    Unfortunately, Shelby Lynne’s label has also requested that we NOT post any full-length songs from the new record — a real shame, as the new album has a few wonderful folk cuts among the pop and smooth jazz, most especially Willie and Laura Mae Jones and How Can I Be Sure. This label-approved half-sized streaming clip of Dusty classic Breakfast in Bed says what it needs to, though…

  • PARTIAL CLIP: Shelby Lynne, Breakfast in Bed

    As a consolation prize, the nice folks at Filter gave us a SECOND autographed CD for a very lucky secret second place winner — and this time, we let the dog pick the winning number. Show your appreciation by buying Just a Little Lovin’ from their store, instead of a megastore. You can also download the sole Shelby Lynne original from that album over at Twangville, just below info about the new Willie Nelson release. And you can still hear some two-minute song samples at Shelby Lynne’s website.

    In the meantime, the above confusion leaves me post-less at the eleventh hour. But never fear! I’ll have a Wednesday post up soon…

  • 1,380 comments » | legal, metapost

    Metapost: Covering the Coverblog

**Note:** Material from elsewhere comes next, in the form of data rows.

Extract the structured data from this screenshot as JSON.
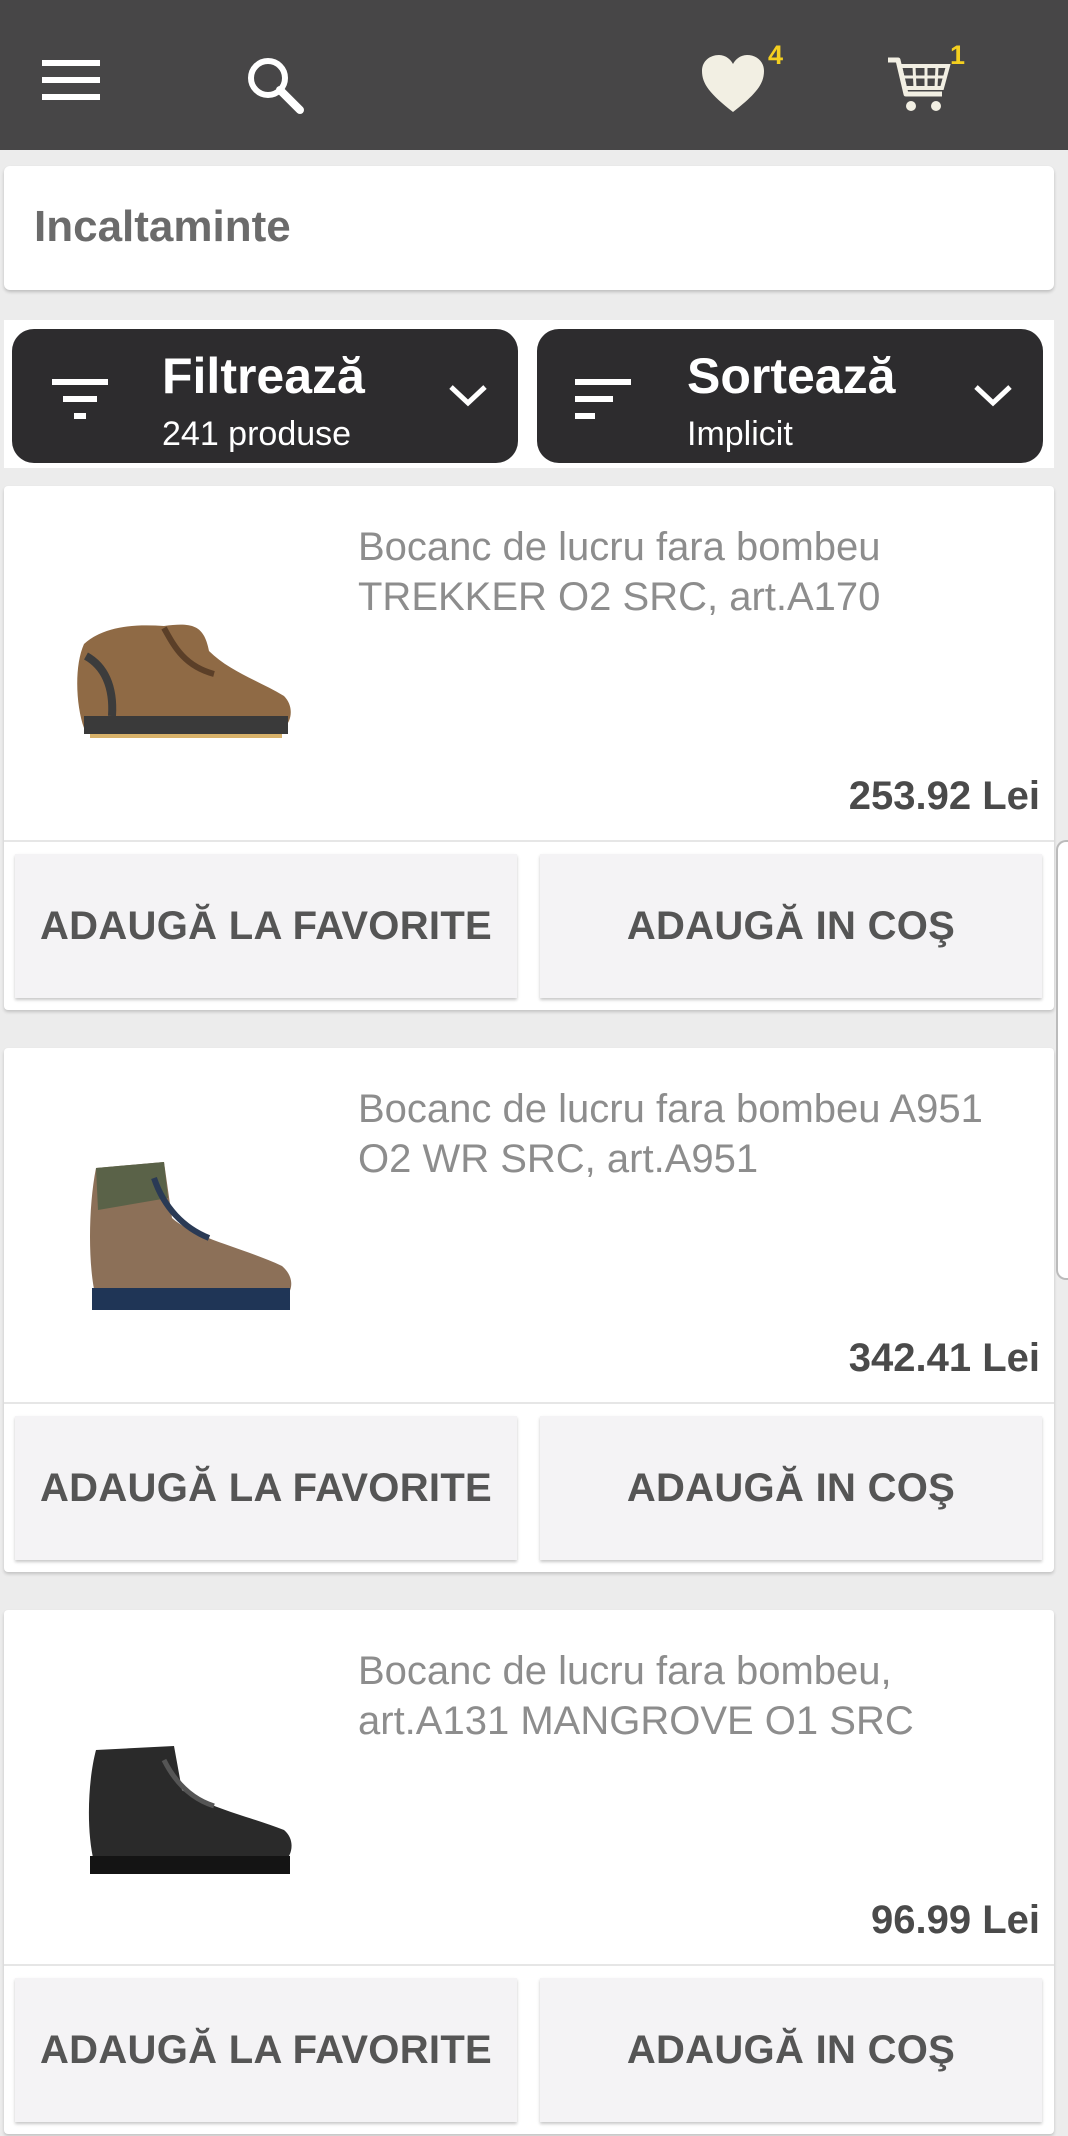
{
  "header": {
    "favorites_count": "4",
    "cart_count": "1",
    "icons": [
      "menu-icon",
      "search-icon",
      "heart-icon",
      "cart-icon"
    ],
    "colors": {
      "bar": "#474647",
      "badge": "#f4cf1f"
    }
  },
  "category": {
    "title": "Incaltaminte"
  },
  "filter": {
    "title": "Filtrează",
    "subtitle": "241 produse"
  },
  "sort": {
    "title": "Sortează",
    "subtitle": "Implicit"
  },
  "products": [
    {
      "name": "Bocanc de lucru fara bombeu TREKKER O2 SRC, art.A170",
      "price": "253.92 Lei",
      "fav_label": "ADAUGĂ LA FAVORITE",
      "cart_label": "ADAUGĂ IN COŞ",
      "image": "brown-work-boot"
    },
    {
      "name": "Bocanc de lucru fara bombeu A951 O2 WR SRC, art.A951",
      "price": "342.41 Lei",
      "fav_label": "ADAUGĂ LA FAVORITE",
      "cart_label": "ADAUGĂ IN COŞ",
      "image": "brown-green-hiking-boot"
    },
    {
      "name": "Bocanc de lucru fara bombeu, art.A131 MANGROVE O1 SRC",
      "price": "96.99 Lei",
      "fav_label": "ADAUGĂ LA FAVORITE",
      "cart_label": "ADAUGĂ IN COŞ",
      "image": "black-work-boot"
    }
  ]
}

    October 11th, 2007 — 07:18 pm

    Welcome (back) to Cover Lay Down! Just a quick note between cover features today — I’ll try to keep these short, but every once in a while it’s useful to pull the curtain aside to speak out and clarify, I think.

    First, I am hoping to write up a more formal guide to Cover Lay Down eventually, but I’m focusing on the music right now. In the interim, if you have any questions (like “why is there a Richard Thompson cover of a Squeeze song in yesterday’s post about Teddy Thompson?”), the welcome post might be a useful place to start. Go ahead, I’ll wait.

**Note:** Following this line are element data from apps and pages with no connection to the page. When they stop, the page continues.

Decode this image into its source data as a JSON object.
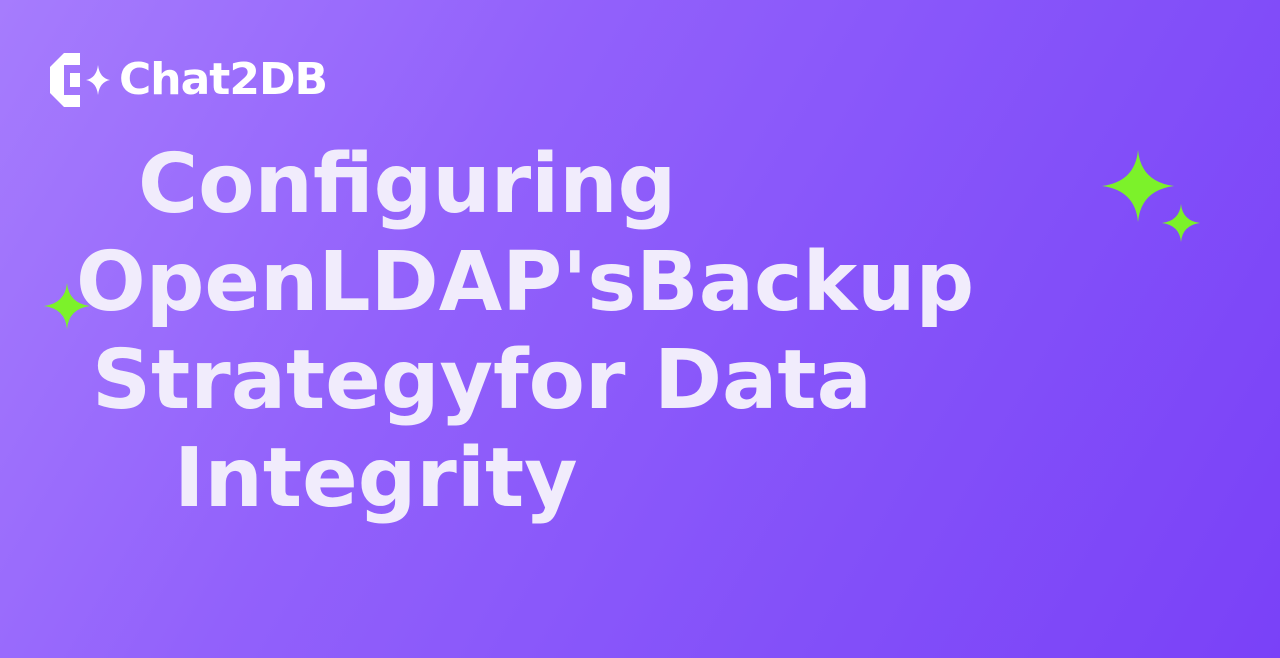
{
  "brand": {
    "name": "Chat2DB",
    "logo_icon": "chat2db-logo-icon"
  },
  "title": {
    "lines": [
      "Configuring",
      "OpenLDAP'sBackup",
      "Strategyfor Data",
      "Integrity"
    ]
  },
  "decorations": {
    "sparkle_icon": "sparkle-icon",
    "sparkle_color": "#7cf22a",
    "text_color": "#f1ecfc",
    "background_start": "#a67cfd",
    "background_end": "#7a41f8"
  }
}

    Second, a word or two about the method behind the musicposting here at Cover Lay Down. As you have probably noticed, music is being posted on I like because it allows you to play a song before you decide if you want to download it. But capacity is low for free accounts, so songs will probably only be up for a week or two before I take them down again.

    This is okay, I think — after all, the purpose here is to expose and promote musicians and albums, in the hopes that you’ll buy the songs. But the clock is ticking on our first few entries, folks. If you haven’t heard anything from Richard Shindell’s stellar new cover album, or fed your ears with Eliza Gilkyson’s amazing Dylan and Greg Brown covers, you’re about to miss the boat.

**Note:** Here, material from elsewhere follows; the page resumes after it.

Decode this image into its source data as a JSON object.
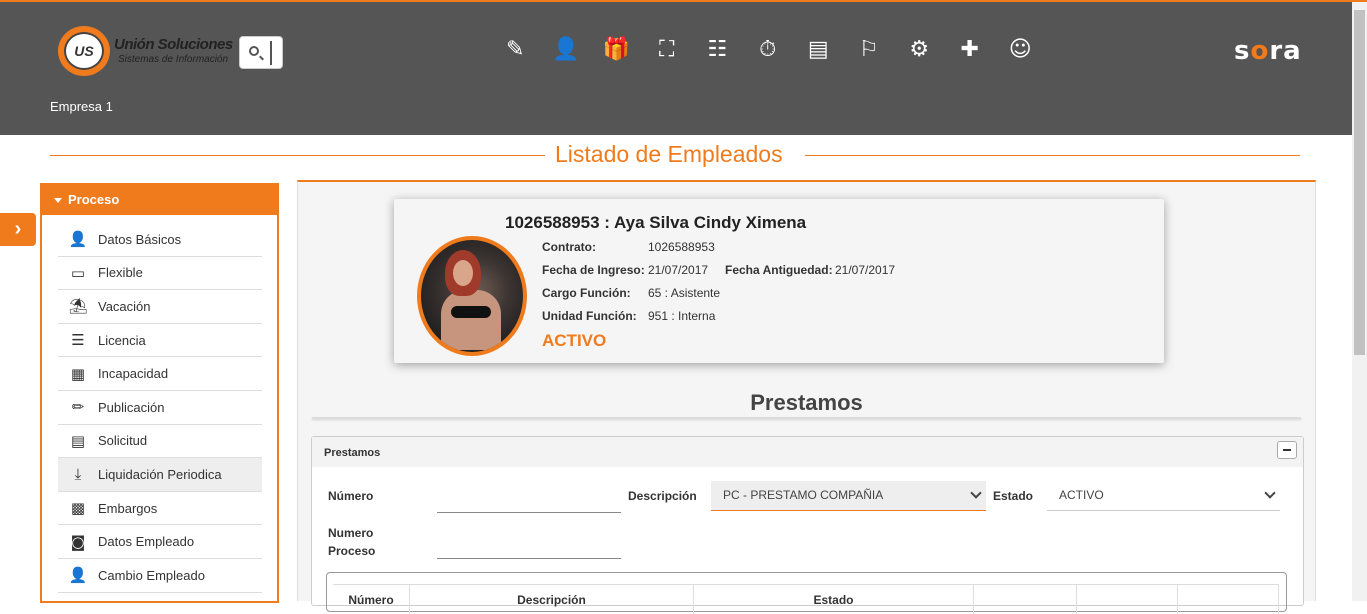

    Finally, a thousand thanks to YOU for validating my efforts. In less than two weeks we’ve had over a thousand downloads, and are closing in on 100 unique hits a day. It’s especially nice to see that some of you have been following the links to artist websites and stores. Feel free to drop any suggestions for future post themes, songs, or artists in the comments at any time — you’ve all earned it.

    And a most special thanks to all who have driven traffic and good vibes my way. It is an honor to be found, and recognized, and welcomed so warmly by some of the very coverlovers and musicbloggers I’ve admired for years. If you’ve shown up circuitously, and have yet to visit Fong Songs, The Late Greats, Womenfolk, Cover Freak, Covering the Mouse, Coverville, and Retro Music Snob, head on over — you’re in for a treat.

    We’ll be back tomorrow with a second round of our Covered in Folk series, featuring folk covers of the songs of Neil and Tim Finn (cf. Crowded House, Split Enz). Y’all come back now, y’hear?

    787 comments » | cover lay down, metapost